Home Ask Login Register

Developers Planet

Your answer is one click away!

B. Clay Shannon February 2016

Why is my table not being created?

I've got this code in my Winforms app to create a table in an existing database, (which I created by following what is written here):

private void CreateTables()
    string connStr = @"Data Source=
      \AYttFM.mdf;Integrated Security=True";
    using (var connection = new 
            using (var command = connection.CreateCommand())
                StringBuilder sb = new StringBuilder();
                sb.Append("CREATE TABLE [dbo].[AssignmentHistory] ");
                sb.Append("[Id] INT NOT NULL PRIMARY KEY, ");
                sb.Append("[WeekOfAssignment] DATE NOT NULL,");
                sb.Append("[TalkType] INT NOT NULL,");
                sb.Append("[StudentID_FK] INT NOT NULL, ");
                sb.Append("[AssistantID_FK] INT NOT NULL, ");
                sb.Append("[CounselPoint] INT NOT NULL");

                command.CommandText = sb.ToString();
        catch (Exception ex)

It runs without complaint, but no table is created. Refreshing both the Data Connection and its Tables folder in Server Explorer in Visual Studio Community 2015 show no tables.

Am I missing something in the code above?

Note: I broke the connStr over several lines above for formatting purposes; in the actual code, connStr is all on one line.

I'm also not able to connect to the .mdf file via LINQPad, using the "Default LINQ to SQL" and SQL Server Provider and navigating to the .mdf file in my project (C:\AYttFMApp\AYttFMScheduler\AYttFMScheduler\AYttFM.mdf). It


Igor February 2016

If the code does not throw any exceptions on line command.ExecuteNonQuery() then the query did finish and the table should be there. It could be that you are just looking at the wrong database as you are using the LocalDb. If the project has included the .MDF as a file and it is marked to always be copied to the destination directory then what is happening is that VS is always looking at the unaltered copy and the Execute statement always completes during debugging because the unaltered copy is always replacing the copy that is used at run time.

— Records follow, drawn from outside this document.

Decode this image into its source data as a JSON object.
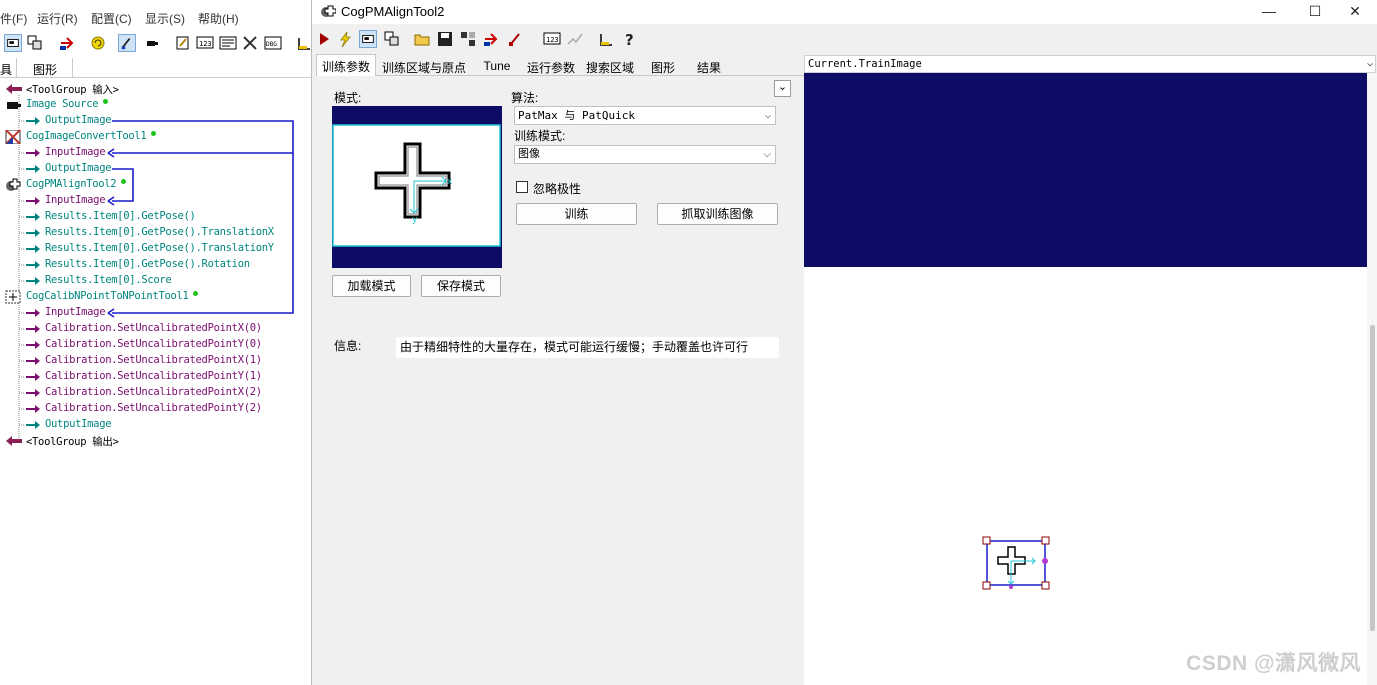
{
  "left": {
    "menu": [
      "件(F)",
      "运行(R)",
      "配置(C)",
      "显示(S)",
      "帮助(H)"
    ],
    "tabs": [
      "具",
      "图形"
    ],
    "tree": [
      {
        "label": "<ToolGroup 输入>",
        "color": "#000000",
        "level": 0,
        "icon": "tool-group-input-icon"
      },
      {
        "label": "Image Source",
        "color": "#00857f",
        "level": 1,
        "icon": "camera-icon",
        "dot": true
      },
      {
        "label": "OutputImage",
        "color": "#00857f",
        "level": 2,
        "icon": "output-arrow-icon"
      },
      {
        "label": "CogImageConvertTool1",
        "color": "#00857f",
        "level": 0,
        "icon": "image-convert-icon",
        "dot": true
      },
      {
        "label": "InputImage",
        "color": "#7a0f6f",
        "level": 2,
        "icon": "input-arrow-icon"
      },
      {
        "label": "OutputImage",
        "color": "#00857f",
        "level": 2,
        "icon": "output-arrow-icon"
      },
      {
        "label": "CogPMAlignTool2",
        "color": "#00857f",
        "level": 0,
        "icon": "pmalign-icon",
        "dot": true
      },
      {
        "label": "InputImage",
        "color": "#7a0f6f",
        "level": 2,
        "icon": "input-arrow-icon"
      },
      {
        "label": "Results.Item[0].GetPose()",
        "color": "#00857f",
        "level": 2,
        "icon": "output-arrow-icon"
      },
      {
        "label": "Results.Item[0].GetPose().TranslationX",
        "color": "#00857f",
        "level": 2,
        "icon": "output-arrow-icon"
      },
      {
        "label": "Results.Item[0].GetPose().TranslationY",
        "color": "#00857f",
        "level": 2,
        "icon": "output-arrow-icon"
      },
      {
        "label": "Results.Item[0].GetPose().Rotation",
        "color": "#00857f",
        "level": 2,
        "icon": "output-arrow-icon"
      },
      {
        "label": "Results.Item[0].Score",
        "color": "#00857f",
        "level": 2,
        "icon": "output-arrow-icon"
      },
      {
        "label": "CogCalibNPointToNPointTool1",
        "color": "#00857f",
        "level": 0,
        "icon": "calib-icon",
        "dot": true
      },
      {
        "label": "InputImage",
        "color": "#7a0f6f",
        "level": 2,
        "icon": "input-arrow-icon"
      },
      {
        "label": "Calibration.SetUncalibratedPointX(0)",
        "color": "#7a0f6f",
        "level": 2,
        "icon": "input-arrow-icon"
      },
      {
        "label": "Calibration.SetUncalibratedPointY(0)",
        "color": "#7a0f6f",
        "level": 2,
        "icon": "input-arrow-icon"
      },
      {
        "label": "Calibration.SetUncalibratedPointX(1)",
        "color": "#7a0f6f",
        "level": 2,
        "icon": "input-arrow-icon"
      },
      {
        "label": "Calibration.SetUncalibratedPointY(1)",
        "color": "#7a0f6f",
        "level": 2,
        "icon": "input-arrow-icon"
      },
      {
        "label": "Calibration.SetUncalibratedPointX(2)",
        "color": "#7a0f6f",
        "level": 2,
        "icon": "input-arrow-icon"
      },
      {
        "label": "Calibration.SetUncalibratedPointY(2)",
        "color": "#7a0f6f",
        "level": 2,
        "icon": "input-arrow-icon"
      },
      {
        "label": "OutputImage",
        "color": "#00857f",
        "level": 2,
        "icon": "output-arrow-icon"
      },
      {
        "label": "<ToolGroup 输出>",
        "color": "#000000",
        "level": 0,
        "icon": "tool-group-output-icon"
      }
    ]
  },
  "window": {
    "title": "CogPMAlignTool2",
    "controls": {
      "minimize": "—",
      "maximize": "☐",
      "close": "✕"
    }
  },
  "tabs": [
    "训练参数",
    "训练区域与原点",
    "Tune",
    "运行参数",
    "搜索区域",
    "图形",
    "结果"
  ],
  "train": {
    "pattern_label": "模式:",
    "algorithm_label": "算法:",
    "algorithm_value": "PatMax 与 PatQuick",
    "train_mode_label": "训练模式:",
    "train_mode_value": "图像",
    "ignore_polarity_label": "忽略极性",
    "ignore_polarity_checked": false,
    "train_button": "训练",
    "grab_button": "抓取训练图像",
    "load_button": "加载模式",
    "save_button": "保存模式",
    "info_label": "信息:",
    "info_text": "由于精细特性的大量存在，模式可能运行缓慢；手动覆盖也许可行",
    "collapse_glyph": "⌄"
  },
  "display": {
    "image_selector": "Current.TrainImage",
    "watermark": "CSDN @潇风微风"
  },
  "colors": {
    "navy": "#0c0c66",
    "teal": "#00857f",
    "purple": "#7a0f6f",
    "link_line": "#1a1acc",
    "status_dot": "#1cc41c"
  }
}
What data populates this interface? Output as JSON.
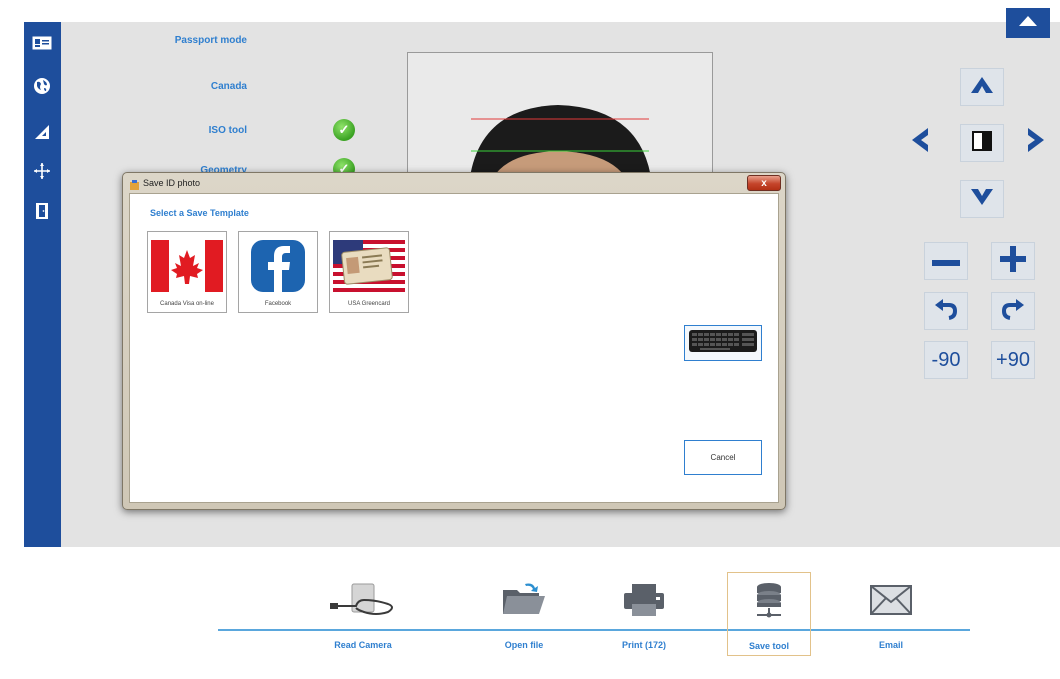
{
  "modes": {
    "passport_mode": "Passport mode",
    "country": "Canada",
    "iso_tool": "ISO tool",
    "geometry": "Geometry"
  },
  "controls": {
    "minus_90": "-90",
    "plus_90": "+90"
  },
  "dialog": {
    "title": "Save ID photo",
    "close_label": "x",
    "select_label": "Select a Save Template",
    "templates": [
      {
        "label": "Canada Visa on-line",
        "icon": "canada-flag-icon"
      },
      {
        "label": "Facebook",
        "icon": "facebook-icon"
      },
      {
        "label": "USA Greencard",
        "icon": "usa-greencard-icon"
      }
    ],
    "cancel_label": "Cancel"
  },
  "bottom_toolbar": {
    "items": [
      {
        "label": "Read Camera",
        "icon": "camera-cable-icon"
      },
      {
        "label": "Open file",
        "icon": "open-folder-icon"
      },
      {
        "label": "Print  (172)",
        "icon": "printer-icon"
      },
      {
        "label": "Save tool",
        "icon": "database-icon",
        "selected": true
      },
      {
        "label": "Email",
        "icon": "envelope-icon"
      }
    ]
  },
  "colors": {
    "accent_blue": "#1e4e9c",
    "label_blue": "#2f7fcf",
    "check_green": "#3aa222"
  }
}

The DataDirectory specifies a placeholder for a location that is usually assigned in the application startup. You can get the full path to the actual .mdf file being used like so:

var fullFilePath = System.IO.Path.Combine(AppDomain.CurrentDomain.GetData("DataDirectory").ToString(), "AYttFM.mdf");

I have appended the name of your .mdf LocalDb to the end of the path.

You can add this line of code and get the path of the file and then open this instance up with the Visual Studio table designer.

Alternatively you can change the connection string and hard code it to a specific instance of your .mdf file that is guaranteed not to change when you do a build on the project.

Edit based on your latest edits

"Object reference not set to an instance of an object" is what I get after running the line you provided.

I made the assumption you were setting the DataDirectory location manually, my apologies. If you do not set the variable manually then for a windows application the default location is the .exe path. So the code should be updated to the following:

var fullFilePath = System.IO.Path.Combine(System.Reflection.Assembly.GetExecutingAssembly().Location.ToString(), "AYttFM.mdf");

Verbon February 2016

Open SQL Server configuration manager and check if your server is running. If it's not - then run it:enter image description here

Post Status

Asked in February 2016
Viewed 2,625 times
Voted 7
Answered 2 times


Leave an answer

Quote of the day: live life